(Beginning of RECORDS PROVIDED)
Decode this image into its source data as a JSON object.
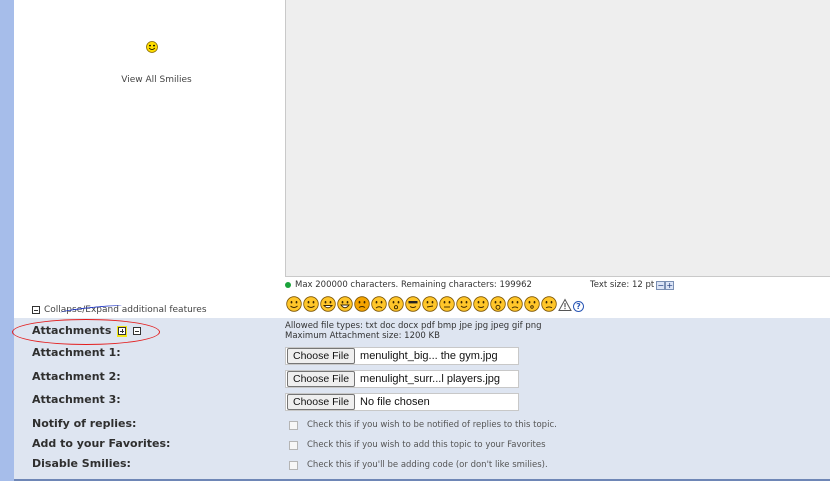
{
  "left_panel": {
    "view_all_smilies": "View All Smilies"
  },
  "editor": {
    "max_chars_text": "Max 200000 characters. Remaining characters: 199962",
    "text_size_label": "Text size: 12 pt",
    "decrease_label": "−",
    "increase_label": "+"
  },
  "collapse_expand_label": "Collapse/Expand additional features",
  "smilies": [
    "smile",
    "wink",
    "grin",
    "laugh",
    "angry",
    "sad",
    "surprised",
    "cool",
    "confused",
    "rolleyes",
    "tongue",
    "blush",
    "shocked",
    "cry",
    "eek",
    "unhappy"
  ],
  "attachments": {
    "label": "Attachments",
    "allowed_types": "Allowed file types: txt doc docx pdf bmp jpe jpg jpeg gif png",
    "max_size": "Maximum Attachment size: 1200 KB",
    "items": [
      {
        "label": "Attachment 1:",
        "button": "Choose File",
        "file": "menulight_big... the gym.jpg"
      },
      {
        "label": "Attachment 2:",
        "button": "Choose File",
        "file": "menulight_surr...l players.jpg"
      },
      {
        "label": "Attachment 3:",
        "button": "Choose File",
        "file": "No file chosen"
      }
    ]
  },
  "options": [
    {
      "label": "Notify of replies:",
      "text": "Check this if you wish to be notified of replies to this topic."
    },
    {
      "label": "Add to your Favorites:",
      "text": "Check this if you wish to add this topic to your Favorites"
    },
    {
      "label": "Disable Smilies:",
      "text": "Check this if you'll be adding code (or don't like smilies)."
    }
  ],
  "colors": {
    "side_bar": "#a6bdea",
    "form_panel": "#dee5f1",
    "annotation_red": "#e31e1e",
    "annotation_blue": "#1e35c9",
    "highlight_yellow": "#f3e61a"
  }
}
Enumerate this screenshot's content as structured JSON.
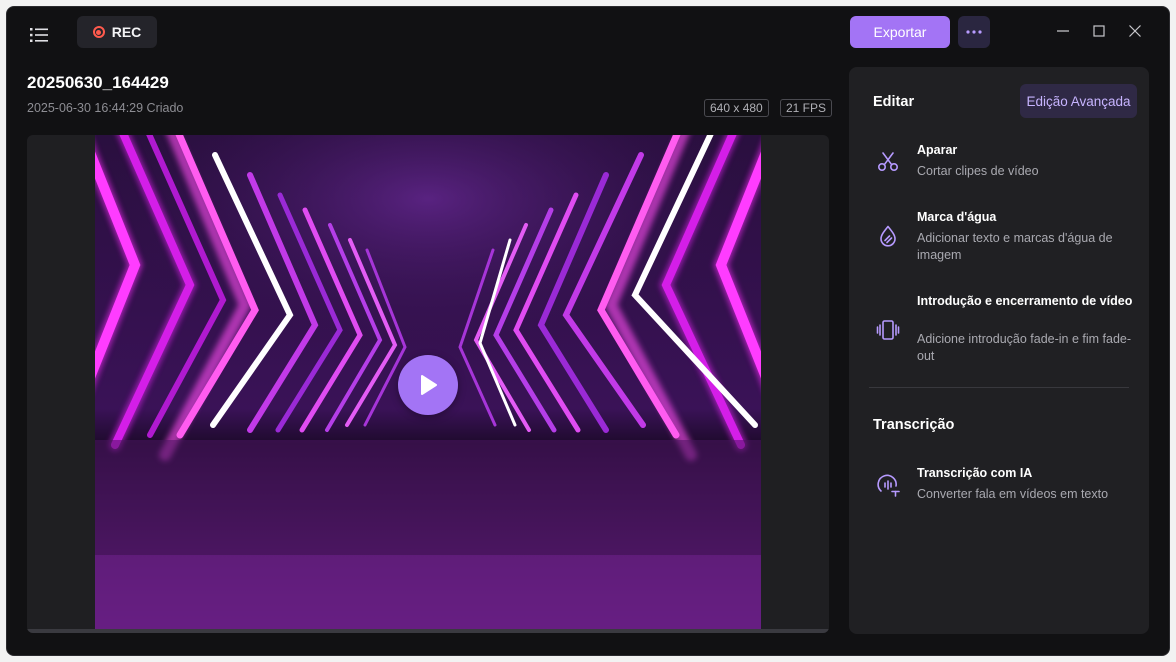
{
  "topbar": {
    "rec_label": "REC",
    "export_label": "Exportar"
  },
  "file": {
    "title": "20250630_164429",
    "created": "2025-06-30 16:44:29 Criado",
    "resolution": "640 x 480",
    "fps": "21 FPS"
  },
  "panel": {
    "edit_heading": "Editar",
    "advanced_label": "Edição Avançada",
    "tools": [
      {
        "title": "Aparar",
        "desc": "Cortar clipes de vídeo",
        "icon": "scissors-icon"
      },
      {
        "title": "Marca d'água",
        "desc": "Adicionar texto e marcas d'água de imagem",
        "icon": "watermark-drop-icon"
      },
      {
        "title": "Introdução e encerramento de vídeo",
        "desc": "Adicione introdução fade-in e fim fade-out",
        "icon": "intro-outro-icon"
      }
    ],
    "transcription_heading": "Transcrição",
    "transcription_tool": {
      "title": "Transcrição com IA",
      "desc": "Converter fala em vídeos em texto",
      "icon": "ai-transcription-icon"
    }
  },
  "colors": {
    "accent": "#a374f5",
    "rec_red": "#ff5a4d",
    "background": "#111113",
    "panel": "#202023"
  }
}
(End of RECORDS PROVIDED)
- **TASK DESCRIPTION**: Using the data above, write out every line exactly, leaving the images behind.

- **EXERCISE OUTPUT**:
Decode this image into its source data as a JSON object.
{
  "left_panel": {
    "view_all_smilies": "View All Smilies"
  },
  "editor": {
    "max_chars_text": "Max 200000 characters. Remaining characters: 199962",
    "text_size_label": "Text size: 12 pt",
    "decrease_label": "−",
    "increase_label": "+"
  },
  "collapse_expand_label": "Collapse/Expand additional features",
  "smilies": [
    "smile",
    "wink",
    "grin",
    "laugh",
    "angry",
    "sad",
    "surprised",
    "cool",
    "confused",
    "rolleyes",
    "tongue",
    "blush",
    "shocked",
    "cry",
    "eek",
    "unhappy"
  ],
  "attachments": {
    "label": "Attachments",
    "allowed_types": "Allowed file types: txt doc docx pdf bmp jpe jpg jpeg gif png",
    "max_size": "Maximum Attachment size: 1200 KB",
    "items": [
      {
        "label": "Attachment 1:",
        "button": "Choose File",
        "file": "menulight_big... the gym.jpg"
      },
      {
        "label": "Attachment 2:",
        "button": "Choose File",
        "file": "menulight_surr...l players.jpg"
      },
      {
        "label": "Attachment 3:",
        "button": "Choose File",
        "file": "No file chosen"
      }
    ]
  },
  "options": [
    {
      "label": "Notify of replies:",
      "text": "Check this if you wish to be notified of replies to this topic."
    },
    {
      "label": "Add to your Favorites:",
      "text": "Check this if you wish to add this topic to your Favorites"
    },
    {
      "label": "Disable Smilies:",
      "text": "Check this if you'll be adding code (or don't like smilies)."
    }
  ],
  "colors": {
    "side_bar": "#a6bdea",
    "form_panel": "#dee5f1",
    "annotation_red": "#e31e1e",
    "annotation_blue": "#1e35c9",
    "highlight_yellow": "#f3e61a"
  }
}
Enumerate this screenshot's content as structured JSON.
{
  "topbar": {
    "rec_label": "REC",
    "export_label": "Exportar"
  },
  "file": {
    "title": "20250630_164429",
    "created": "2025-06-30 16:44:29 Criado",
    "resolution": "640 x 480",
    "fps": "21 FPS"
  },
  "panel": {
    "edit_heading": "Editar",
    "advanced_label": "Edição Avançada",
    "tools": [
      {
        "title": "Aparar",
        "desc": "Cortar clipes de vídeo",
        "icon": "scissors-icon"
      },
      {
        "title": "Marca d'água",
        "desc": "Adicionar texto e marcas d'água de imagem",
        "icon": "watermark-drop-icon"
      },
      {
        "title": "Introdução e encerramento de vídeo",
        "desc": "Adicione introdução fade-in e fim fade-out",
        "icon": "intro-outro-icon"
      }
    ],
    "transcription_heading": "Transcrição",
    "transcription_tool": {
      "title": "Transcrição com IA",
      "desc": "Converter fala em vídeos em texto",
      "icon": "ai-transcription-icon"
    }
  },
  "colors": {
    "accent": "#a374f5",
    "rec_red": "#ff5a4d",
    "background": "#111113",
    "panel": "#202023"
  }
}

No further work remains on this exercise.